Erasure poem taken from the short story "In Football Season" by John Updike
Charles Michaels


A vile wind blown
through prison cells
and wards of hospitals
now comes blowing
innocent as fleeces—tainted.

Were I the wind,
I’d blow no more
on such a wicked world.
I’d crawl to a cave
and slink there.

The wind!
who ever conquered it?
Run tilting at it
and you but run through it—
a coward wind
will not stand
to receive a single blow.


And yet
there’s something
glorious and gracious
in the wind.

Blow my keeled soul along!

Found poem from paragraph 3, Ch. 135 of Moby Dick by Herman Melville
Wilda Morris


The land remembers
winged obsidian
mournful names off canyon walls,
hunters into the valley,
ephemeral heartbeat –
drums speak the wiles,
the cobbles. The places stay.
Lower his wings
to the overlook.
Echo tastes winter snow.

from three poems by Nancy Haskett
Taylor Graham


People dissolve bands, which have connected them,
Declare to be empowered,
Abolish principles,
Dictate mankind suffer

Despotism -- their right
To alter former systems of government,
An absolute tyranny
Over facts, laws, the public good

People utterly neglected,
For the sole purpose
Of fatiguing them into compliance;
The State, mean time, exposed
To invasion from without - convulsions within

Obstructing laws for naturalization of foreigners
Refusing to pass others to encourage their migration
Obstructed justice
Cutting off trade with the world

Abolishing our most valuable laws
Excited domestic insurrections
Petitions answered by repeated injury

A Prince, whose character is marked
By every act, which may define a Tyrant,
Is unfit to be the ruler of a free people

A found erasure poem via the Declaration of Independence
Frank Kelly


Years go by.
You notice a few changes in appearance -
skin feels drier and looks duller.
What worked in your 20s or 30s - not now.
Sagging skin, wrinkles,
creams to boost elasticity, restore radiance
treatments, moisturizers, pads and serums
repair and replenish, exfoliate, add volume.
Your new routines:
limit your amount of time in the sun
(especially between 10 and 2),
seek shade and wear sunglasses
and long-sleeved shirts, pants and hats.
Blur the edges of your makeup for a filteresque look.
Dust your cheeks and décolletage to give skin
a warm glow that looks fresh and natural.
Boost your lashes - long and flirty lashes
will enliven your eyes instantly.
Fight aging.
Youth is a thing of the past.
Embrace the now.
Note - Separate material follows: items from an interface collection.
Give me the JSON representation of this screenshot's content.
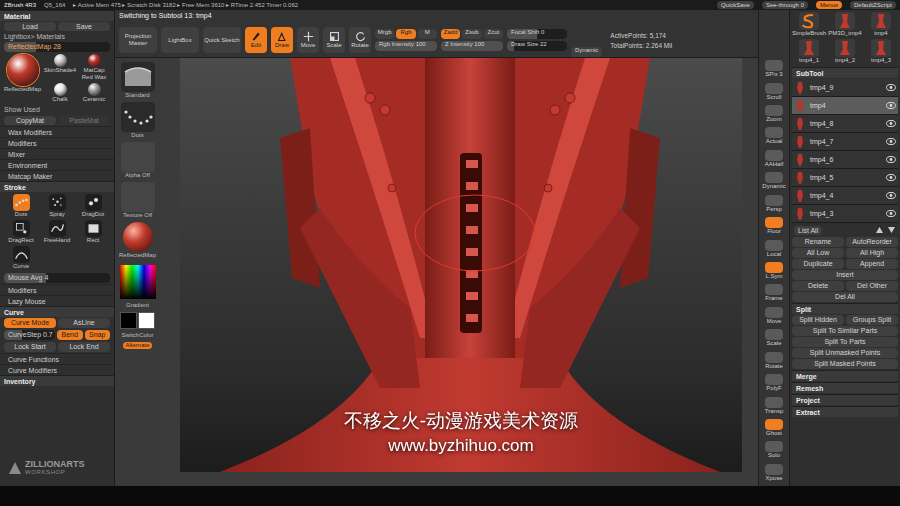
{
  "title_bar": {
    "app": "ZBrush 4R3",
    "file": "Q5_164",
    "stats": "▸ Active Mem 475 ▸ Scratch Disk 3182 ▸ Free Mem 3610 ▸ RTime 2.452 Timer 0.062",
    "buttons": [
      {
        "label": "QuickSave",
        "selected": false
      },
      {
        "label": "See-through 0",
        "selected": false
      },
      {
        "label": "Menus",
        "selected": true
      },
      {
        "label": "DefaultZScript",
        "selected": false
      }
    ]
  },
  "notice": "Switching to Subtool 13: tmp4",
  "toolbar": {
    "modes": [
      {
        "label": "Projection Master",
        "selected": false
      },
      {
        "label": "LightBox",
        "selected": false
      },
      {
        "label": "Quick Sketch",
        "selected": false
      }
    ],
    "tools": [
      {
        "label": "Edit",
        "selected": true
      },
      {
        "label": "Draw",
        "selected": true
      },
      {
        "label": "Move",
        "selected": false
      },
      {
        "label": "Scale",
        "selected": false
      },
      {
        "label": "Rotate",
        "selected": false
      }
    ],
    "color_modes": [
      {
        "label": "Mrgb",
        "selected": false
      },
      {
        "label": "Rgb",
        "selected": true
      },
      {
        "label": "M",
        "selected": false
      }
    ],
    "rgb_intensity": {
      "label": "Rgb Intensity 100",
      "level": 1
    },
    "z_modes": [
      {
        "label": "Zadd",
        "selected": true
      },
      {
        "label": "Zsub",
        "selected": false
      },
      {
        "label": "Zcut",
        "selected": false
      }
    ],
    "z_intensity": {
      "label": "Z Intensity 100",
      "level": 1
    },
    "focal_shift": {
      "label": "Focal Shift 0",
      "level": 0.5
    },
    "draw_size": {
      "label": "Draw Size 22",
      "level": 0.12
    },
    "dynamic": {
      "label": "Dynamic",
      "selected": false
    },
    "active_points": "ActivePoints: 5,174",
    "total_points": "TotalPoints: 2.264 Mil"
  },
  "material": {
    "title": "Material",
    "buttons": [
      "Load",
      "Save"
    ],
    "lightbox": "Lightbox> Materials",
    "current": {
      "label": "ReflectedMap 28",
      "level": 0.3
    },
    "swatches": [
      {
        "label": "ReflectedMap",
        "color": "#c0392b",
        "selected": true
      },
      {
        "label": "SkinShade4",
        "color": "#c8c8c8",
        "selected": false
      },
      {
        "label": "MatCap Red Wax",
        "color": "#b8342a",
        "selected": false
      },
      {
        "label": "Chalk",
        "color": "#e6e6e6",
        "selected": false
      },
      {
        "label": "Ceramic",
        "color": "#9a9a9a",
        "selected": false
      }
    ],
    "show_used": "Show Used",
    "copy_paste": [
      "CopyMat",
      "PasteMat"
    ],
    "subpalettes": [
      "Wax Modifiers",
      "Modifiers",
      "Mixer",
      "Environment",
      "Matcap Maker"
    ]
  },
  "stroke": {
    "title": "Stroke",
    "types": [
      {
        "label": "Dots",
        "selected": true
      },
      {
        "label": "Spray",
        "selected": false
      },
      {
        "label": "DragDot",
        "selected": false
      },
      {
        "label": "DragRect",
        "selected": false
      },
      {
        "label": "FreeHand",
        "selected": false
      },
      {
        "label": "Rect",
        "selected": false
      },
      {
        "label": "Curve",
        "selected": false
      }
    ],
    "mouse_avg": {
      "label": "Mouse Avg 4",
      "level": 0.4
    },
    "subpalettes": [
      "Modifiers",
      "Lazy Mouse"
    ],
    "curve_title": "Curve",
    "curve_rows": [
      [
        {
          "label": "Curve Mode",
          "selected": true,
          "kind": "button"
        },
        {
          "label": "AsLine",
          "selected": false,
          "kind": "button"
        }
      ],
      [
        {
          "label": "CurveStep 0.7",
          "selected": false,
          "kind": "slider",
          "level": 0.35
        },
        {
          "label": "Bend",
          "selected": true,
          "kind": "button"
        },
        {
          "label": "Snap",
          "selected": true,
          "kind": "button"
        }
      ],
      [
        {
          "label": "Lock Start",
          "selected": false,
          "kind": "button"
        },
        {
          "label": "Lock End",
          "selected": false,
          "kind": "button"
        }
      ]
    ],
    "curve_subpalettes": [
      "Curve Functions",
      "Curve Modifiers"
    ],
    "inventory": "Inventory"
  },
  "logo": {
    "top": "ZILLIONARTS",
    "bottom": "WORKSHOP"
  },
  "brush_column": {
    "slots": [
      {
        "label": "Standard",
        "kind": "brush"
      },
      {
        "label": "Dots",
        "kind": "stroke"
      },
      {
        "label": "Alpha Off",
        "kind": "alpha"
      },
      {
        "label": "Texture Off",
        "kind": "texture"
      },
      {
        "label": "ReflectedMap",
        "kind": "material"
      }
    ],
    "gradient": "Gradient",
    "main_color": "#000000",
    "secondary_color": "#ffffff",
    "switch": "SwitchColor",
    "alternate": {
      "label": "Alternate",
      "selected": true
    }
  },
  "viewport": {
    "watermark": [
      "不移之火-动漫游戏美术资源",
      "www.byzhihuo.com"
    ]
  },
  "view_tools": [
    {
      "label": "SPix 3",
      "selected": false
    },
    {
      "label": "Scroll",
      "selected": false
    },
    {
      "label": "Zoom",
      "selected": false
    },
    {
      "label": "Actual",
      "selected": false
    },
    {
      "label": "AAHalf",
      "selected": false
    },
    {
      "label": "Dynamic",
      "selected": false
    },
    {
      "label": "Persp",
      "selected": false
    },
    {
      "label": "Floor",
      "selected": true
    },
    {
      "label": "Local",
      "selected": false
    },
    {
      "label": "L.Sym",
      "selected": true
    },
    {
      "label": "Frame",
      "selected": false
    },
    {
      "label": "Move",
      "selected": false
    },
    {
      "label": "Scale",
      "selected": false
    },
    {
      "label": "Rotate",
      "selected": false
    },
    {
      "label": "PolyF",
      "selected": false
    },
    {
      "label": "Transp",
      "selected": false
    },
    {
      "label": "Ghost",
      "selected": true
    },
    {
      "label": "Solo",
      "selected": false
    },
    {
      "label": "Xpose",
      "selected": false
    }
  ],
  "tool_thumbs": [
    {
      "label": "SimpleBrush",
      "kind": "brush"
    },
    {
      "label": "PM3D_tmp4",
      "kind": "model"
    },
    {
      "label": "tmp4",
      "kind": "model"
    },
    {
      "label": "tmp4_1",
      "kind": "model"
    },
    {
      "label": "tmp4_2",
      "kind": "model"
    },
    {
      "label": "tmp4_3",
      "kind": "model"
    }
  ],
  "subtool": {
    "title": "SubTool",
    "items": [
      {
        "name": "tmp4_9",
        "visible": true,
        "selected": false
      },
      {
        "name": "tmp4",
        "visible": true,
        "selected": true
      },
      {
        "name": "tmp4_8",
        "visible": true,
        "selected": false
      },
      {
        "name": "tmp4_7",
        "visible": true,
        "selected": false
      },
      {
        "name": "tmp4_6",
        "visible": true,
        "selected": false
      },
      {
        "name": "tmp4_5",
        "visible": true,
        "selected": false
      },
      {
        "name": "tmp4_4",
        "visible": true,
        "selected": false
      },
      {
        "name": "tmp4_3",
        "visible": true,
        "selected": false
      }
    ],
    "list_all": "List All",
    "buttons": [
      [
        "Rename",
        "AutoReorder"
      ],
      [
        "All Low",
        "All High"
      ],
      [
        "Duplicate",
        "Append"
      ],
      [
        "Insert"
      ],
      [
        "Delete",
        "Del Other"
      ],
      [
        "Del All"
      ]
    ]
  },
  "split": {
    "title": "Split",
    "buttons": [
      [
        "Split Hidden",
        "Groups Split"
      ],
      [
        "Split To Similar Parts"
      ],
      [
        "Split To Parts"
      ],
      [
        "Split Unmasked Points"
      ],
      [
        "Split Masked Points"
      ]
    ]
  },
  "right_subpalettes": [
    "Merge",
    "Remesh",
    "Project",
    "Extract"
  ]
}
Found poem from text on
Pamela Milne


Here’s to a fine bonnie lass from our senior class
With those eyes and hair,
Beauty personified.
A lovely figure;
The kind of girl fellas would walk a mile for.

The most popular girl in the library,
Who knows shorthand frontwards and backwards,
Beautiful eyes and a lovely figure--
Qualities that make success:

A good secretary.
My, won’t you look nice
Behind a desk,
On some boss’s knee.

You never fall in love,
Heaven won’t seem very far.

Upon my mother’s passing at the age of 96, I found name cards from her 1939 high school graduating classmates. These comments were written on the reverse sides.
Ron Yazinski


Fake News!
Just made up
Let's be clear
Trump is suggesting
news is "just made up."
He offers no evidence.
Trump doesn't like what the media writes about him.
Fact checks have shown
the biggest purveyor of fake news
is Trump.
1,145 false or misleading claims in his first 232 days in office.
4.9 per day.
We 'should have seen this coming'
And it works
at least, it works to motivate his political base
(facts be damned!)
"You're not supposed to be sycophants,
you're supposed to be skeptics,
you're supposed to ask me tough questions.
You're not supposed to be complimentary,
but you're supposed to cast a critical eye
on folks who hold enormous power
and make sure that we are accountable
to the people who sent us here,
and you have done that,"
said President Barack Obama
Can Trump say the same?
An avid consumer of cable TV and major national newspapers,
Trump knows the media isn't fake.

Erasure poem via
Kenneth Ronkowitz